The second diner lost a lifetime of sales from me, my friend and potential sales from others. We are always talking about networking; that second diner could have become our monthly meeting place. Not now. Pardon the pun, but they really left a bad taste in our mouths.
I know this isn't a new concept, but the experience caused me to reflect on a good lesson: leave your sour grapes at home! Complain to your spouse, friend or colleague, but don't show people how disappointed you are when you are not the one to get the listing, have your contract accepted or experience any other negative event.

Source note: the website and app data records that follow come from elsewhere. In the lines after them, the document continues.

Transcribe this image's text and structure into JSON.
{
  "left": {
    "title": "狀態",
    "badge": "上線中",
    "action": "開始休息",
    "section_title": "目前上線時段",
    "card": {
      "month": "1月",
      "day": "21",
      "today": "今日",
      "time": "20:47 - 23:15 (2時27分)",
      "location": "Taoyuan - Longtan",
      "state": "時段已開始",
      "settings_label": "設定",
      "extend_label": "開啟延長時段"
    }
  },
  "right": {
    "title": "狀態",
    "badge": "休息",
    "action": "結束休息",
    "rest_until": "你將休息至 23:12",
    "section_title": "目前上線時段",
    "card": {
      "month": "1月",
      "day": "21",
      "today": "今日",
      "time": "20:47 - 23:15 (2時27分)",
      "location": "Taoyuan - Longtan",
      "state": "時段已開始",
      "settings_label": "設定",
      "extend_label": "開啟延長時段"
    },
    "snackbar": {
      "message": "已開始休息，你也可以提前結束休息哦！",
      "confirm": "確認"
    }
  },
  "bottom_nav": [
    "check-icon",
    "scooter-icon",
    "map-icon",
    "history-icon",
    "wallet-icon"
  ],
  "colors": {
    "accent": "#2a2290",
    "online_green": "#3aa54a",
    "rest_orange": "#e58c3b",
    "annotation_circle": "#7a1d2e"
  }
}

If you lost a listing, thank the seller for their time and consideration. If they interviewed more than one agent, it was likely a difficult decision for them. Ask them why they didn't choose you or what you could have done differently to earn their business. Wish them good luck and move on; let them go without the guilt trip!
You are Your Brand.
I have been given second chances when I wasn't the first realtor hired or my buyer's offer wasn't accepted. I've also been in the position to go back to a buyer's agent when the first offer didn't work out. It's quite natural to make the first calls to the agents who bowed out gracefully than the ones who gave you a hard time.
As I write this I think about times in the past where I wasn't on my best behavior. I wish I could go back and change what I said or how I said it. But I've learned. The real estate industry-and life-has many ups and downs. We are being tested daily. More than our marketing materials, head shots or our mastery of real estate data, our everyday actions are the calling cards we leave behind. When we think about a career vs. a single sale, it is our actions that will differentiate us from our competitors in the long run.
So, before you react to your next disappointment, take a deep breath, count to ten and think about the tale of two diners!